Inspired on the life and work of Giordano Bruno
To the Malcontent
If by cynical tooth you are pierced,
Curse yourself, O barbarous dog;
Who vainly flaunt at me your cudgel and sword,
Beware, lest you incense me. Because you wrongly attack me to my face,
I slash your hide and rip you up;
And if, perchance, my body falls to earth
Your infamy shall be inscribed in marble.
Go not naked to steal honey from the bee;
Nor bite what might be stone or bread;
Nor go unshod when sowing thorns.
Do not despise, O fly, the spider's web;
O mouse, pursue not frogs;
Flee foxes, O spawn of fowl.
And believe in the Gospel
Which fervently admonishes that
Those who sow the seeds of error
Reap from this, our field, Remorse.

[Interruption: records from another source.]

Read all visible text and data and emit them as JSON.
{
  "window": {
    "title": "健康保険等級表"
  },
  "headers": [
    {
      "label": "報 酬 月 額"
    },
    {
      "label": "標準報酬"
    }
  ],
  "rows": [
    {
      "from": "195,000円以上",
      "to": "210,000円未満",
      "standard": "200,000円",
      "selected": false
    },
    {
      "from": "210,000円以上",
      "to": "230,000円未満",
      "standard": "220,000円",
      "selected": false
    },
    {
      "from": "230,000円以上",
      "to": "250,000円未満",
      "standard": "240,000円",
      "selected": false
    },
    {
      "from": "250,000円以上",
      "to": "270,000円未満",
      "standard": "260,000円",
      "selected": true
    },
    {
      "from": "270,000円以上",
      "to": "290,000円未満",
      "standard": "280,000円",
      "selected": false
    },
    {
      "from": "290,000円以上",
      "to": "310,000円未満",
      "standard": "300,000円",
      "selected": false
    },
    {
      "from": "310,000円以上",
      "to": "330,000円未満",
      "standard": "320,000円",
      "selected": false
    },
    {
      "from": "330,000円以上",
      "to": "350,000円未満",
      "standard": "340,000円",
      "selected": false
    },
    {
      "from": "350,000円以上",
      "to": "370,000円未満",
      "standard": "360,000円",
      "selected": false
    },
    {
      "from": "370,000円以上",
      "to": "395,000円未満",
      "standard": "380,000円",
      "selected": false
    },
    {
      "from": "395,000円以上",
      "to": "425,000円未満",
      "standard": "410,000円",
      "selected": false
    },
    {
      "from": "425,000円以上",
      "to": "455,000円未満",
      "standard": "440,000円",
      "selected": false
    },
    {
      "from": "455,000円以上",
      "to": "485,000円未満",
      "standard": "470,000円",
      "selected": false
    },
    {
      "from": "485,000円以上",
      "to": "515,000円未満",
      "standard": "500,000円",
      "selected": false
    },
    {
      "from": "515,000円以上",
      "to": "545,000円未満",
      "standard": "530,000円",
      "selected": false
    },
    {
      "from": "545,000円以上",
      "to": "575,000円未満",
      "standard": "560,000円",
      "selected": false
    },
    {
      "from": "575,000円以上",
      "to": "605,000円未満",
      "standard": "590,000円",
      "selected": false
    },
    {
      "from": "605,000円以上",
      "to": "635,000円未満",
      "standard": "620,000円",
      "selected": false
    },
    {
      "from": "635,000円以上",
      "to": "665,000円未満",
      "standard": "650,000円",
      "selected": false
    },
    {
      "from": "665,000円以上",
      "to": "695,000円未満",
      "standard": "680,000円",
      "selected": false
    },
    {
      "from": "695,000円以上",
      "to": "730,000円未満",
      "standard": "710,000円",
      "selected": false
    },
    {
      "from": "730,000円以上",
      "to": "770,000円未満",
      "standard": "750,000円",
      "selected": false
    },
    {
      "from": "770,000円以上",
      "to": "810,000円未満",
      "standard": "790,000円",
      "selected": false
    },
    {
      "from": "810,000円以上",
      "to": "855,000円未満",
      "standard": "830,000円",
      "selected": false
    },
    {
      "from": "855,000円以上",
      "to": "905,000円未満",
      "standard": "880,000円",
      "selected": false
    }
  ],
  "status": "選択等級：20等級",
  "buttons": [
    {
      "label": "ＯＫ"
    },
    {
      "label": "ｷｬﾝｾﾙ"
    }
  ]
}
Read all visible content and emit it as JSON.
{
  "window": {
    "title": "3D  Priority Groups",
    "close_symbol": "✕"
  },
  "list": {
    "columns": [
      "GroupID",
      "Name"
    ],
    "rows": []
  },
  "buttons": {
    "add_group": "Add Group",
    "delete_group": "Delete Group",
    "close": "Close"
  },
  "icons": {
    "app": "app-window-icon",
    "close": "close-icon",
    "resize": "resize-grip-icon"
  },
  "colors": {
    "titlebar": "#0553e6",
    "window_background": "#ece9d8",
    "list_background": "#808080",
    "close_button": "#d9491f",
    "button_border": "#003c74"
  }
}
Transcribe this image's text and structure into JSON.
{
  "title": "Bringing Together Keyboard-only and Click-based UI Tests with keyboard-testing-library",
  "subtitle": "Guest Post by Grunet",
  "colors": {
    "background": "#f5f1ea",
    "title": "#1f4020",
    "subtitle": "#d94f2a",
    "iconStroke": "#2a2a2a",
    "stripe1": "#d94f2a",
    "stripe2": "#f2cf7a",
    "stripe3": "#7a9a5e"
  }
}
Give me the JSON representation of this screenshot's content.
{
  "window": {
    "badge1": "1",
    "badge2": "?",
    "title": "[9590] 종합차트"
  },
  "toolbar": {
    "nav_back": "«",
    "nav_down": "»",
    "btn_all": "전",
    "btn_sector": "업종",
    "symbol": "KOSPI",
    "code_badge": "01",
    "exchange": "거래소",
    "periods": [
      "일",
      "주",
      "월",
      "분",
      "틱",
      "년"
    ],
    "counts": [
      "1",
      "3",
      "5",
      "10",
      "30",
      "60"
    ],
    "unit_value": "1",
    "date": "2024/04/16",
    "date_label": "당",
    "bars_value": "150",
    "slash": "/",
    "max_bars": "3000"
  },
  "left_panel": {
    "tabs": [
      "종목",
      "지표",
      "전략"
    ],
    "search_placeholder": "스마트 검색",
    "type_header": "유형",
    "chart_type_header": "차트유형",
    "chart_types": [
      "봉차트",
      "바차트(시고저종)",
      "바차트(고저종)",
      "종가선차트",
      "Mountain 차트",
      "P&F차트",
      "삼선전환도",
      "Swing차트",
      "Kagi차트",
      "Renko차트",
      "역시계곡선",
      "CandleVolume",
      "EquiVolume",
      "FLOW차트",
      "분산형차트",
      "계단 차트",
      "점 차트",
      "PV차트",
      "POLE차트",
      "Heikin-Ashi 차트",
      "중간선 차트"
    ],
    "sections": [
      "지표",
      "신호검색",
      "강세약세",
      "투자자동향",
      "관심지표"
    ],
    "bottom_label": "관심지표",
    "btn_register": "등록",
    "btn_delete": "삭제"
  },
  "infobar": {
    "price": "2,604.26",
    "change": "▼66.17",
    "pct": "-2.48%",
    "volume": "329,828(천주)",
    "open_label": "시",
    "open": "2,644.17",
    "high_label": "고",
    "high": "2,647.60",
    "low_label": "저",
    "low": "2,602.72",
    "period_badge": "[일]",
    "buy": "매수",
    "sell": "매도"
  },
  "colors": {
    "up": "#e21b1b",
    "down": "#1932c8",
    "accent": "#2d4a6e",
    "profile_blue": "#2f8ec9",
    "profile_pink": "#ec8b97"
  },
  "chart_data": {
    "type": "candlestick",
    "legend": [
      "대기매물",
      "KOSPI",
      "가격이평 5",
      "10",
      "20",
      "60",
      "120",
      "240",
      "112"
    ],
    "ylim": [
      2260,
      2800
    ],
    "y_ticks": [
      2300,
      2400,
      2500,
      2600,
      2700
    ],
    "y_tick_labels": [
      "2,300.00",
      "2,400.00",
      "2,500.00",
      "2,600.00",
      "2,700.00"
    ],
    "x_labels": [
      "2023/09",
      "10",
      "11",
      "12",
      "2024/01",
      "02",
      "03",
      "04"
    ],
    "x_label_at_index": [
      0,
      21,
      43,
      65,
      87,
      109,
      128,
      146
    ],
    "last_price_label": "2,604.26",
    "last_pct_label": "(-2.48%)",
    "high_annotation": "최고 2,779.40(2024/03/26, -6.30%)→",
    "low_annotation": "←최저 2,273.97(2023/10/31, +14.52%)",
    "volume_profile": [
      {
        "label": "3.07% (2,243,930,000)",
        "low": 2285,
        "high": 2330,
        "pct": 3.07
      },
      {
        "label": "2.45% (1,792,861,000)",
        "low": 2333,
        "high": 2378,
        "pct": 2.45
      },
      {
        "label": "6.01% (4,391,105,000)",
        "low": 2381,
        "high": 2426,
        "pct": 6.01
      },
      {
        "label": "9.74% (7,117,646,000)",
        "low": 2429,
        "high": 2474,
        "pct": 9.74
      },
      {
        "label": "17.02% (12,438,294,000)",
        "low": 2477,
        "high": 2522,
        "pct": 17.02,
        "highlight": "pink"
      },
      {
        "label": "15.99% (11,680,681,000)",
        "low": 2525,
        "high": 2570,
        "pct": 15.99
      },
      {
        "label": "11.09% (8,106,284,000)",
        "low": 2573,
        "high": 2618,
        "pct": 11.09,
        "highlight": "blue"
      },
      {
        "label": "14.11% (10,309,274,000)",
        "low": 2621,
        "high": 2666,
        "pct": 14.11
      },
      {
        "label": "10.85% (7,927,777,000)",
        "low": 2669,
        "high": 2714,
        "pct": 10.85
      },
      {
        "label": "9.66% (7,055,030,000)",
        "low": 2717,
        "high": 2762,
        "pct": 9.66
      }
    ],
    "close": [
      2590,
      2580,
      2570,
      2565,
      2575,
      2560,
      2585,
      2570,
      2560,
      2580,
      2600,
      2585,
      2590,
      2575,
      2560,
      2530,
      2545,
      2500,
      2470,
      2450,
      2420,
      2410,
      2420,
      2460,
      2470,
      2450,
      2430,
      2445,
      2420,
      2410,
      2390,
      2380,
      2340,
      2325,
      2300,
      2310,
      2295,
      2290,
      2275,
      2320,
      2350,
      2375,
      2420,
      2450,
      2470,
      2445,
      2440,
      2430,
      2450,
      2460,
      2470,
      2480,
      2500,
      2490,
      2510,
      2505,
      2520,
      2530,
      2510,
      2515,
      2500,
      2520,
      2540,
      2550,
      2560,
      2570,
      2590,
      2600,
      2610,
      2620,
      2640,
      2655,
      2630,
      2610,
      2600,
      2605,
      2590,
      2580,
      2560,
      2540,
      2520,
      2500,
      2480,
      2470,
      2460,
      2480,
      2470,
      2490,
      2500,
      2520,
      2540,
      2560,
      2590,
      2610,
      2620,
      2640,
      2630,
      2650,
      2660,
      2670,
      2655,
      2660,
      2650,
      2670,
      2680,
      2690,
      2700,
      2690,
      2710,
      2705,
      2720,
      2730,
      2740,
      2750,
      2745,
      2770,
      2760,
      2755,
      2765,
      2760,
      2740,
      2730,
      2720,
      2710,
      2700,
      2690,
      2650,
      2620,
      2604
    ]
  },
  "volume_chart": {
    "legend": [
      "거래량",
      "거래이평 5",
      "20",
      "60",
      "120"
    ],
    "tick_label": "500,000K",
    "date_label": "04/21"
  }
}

Translated by Edward A. Gosselin and Lawrence S. Lerner
(University of Toronto Press, reprint ed. 1995)
(Diagram in Giordano Bruno, De triplici minimo et mensura (1591), book 5.)
Sonnet in Praise of the Ass
Oh holy asininity, holy ignorance,
Holy foolishness, and pious devotion,
Which alone can make souls so good
That human genius and study cannot advance it;
One does not reach by wearisome vigilance
Of art (of whatever kind), or invention,
Nor by the contemplation of philosophers
To the heavens where you build your home.
What's the point, oh curious ones, to study,
To wish to know what nature does,
If the stars are but earth, fire, and sea?
Holy asininity does not care for that,
But wants to remain, hands joined, and on bended knees,
Waiting for its reward from God.
Except the fruit of eternal rest,
Which God grants after the funeral.
Translated by Sidney L.Sondergard and Madison U. Sowell (Yale University Press, New Haven & London, 2002)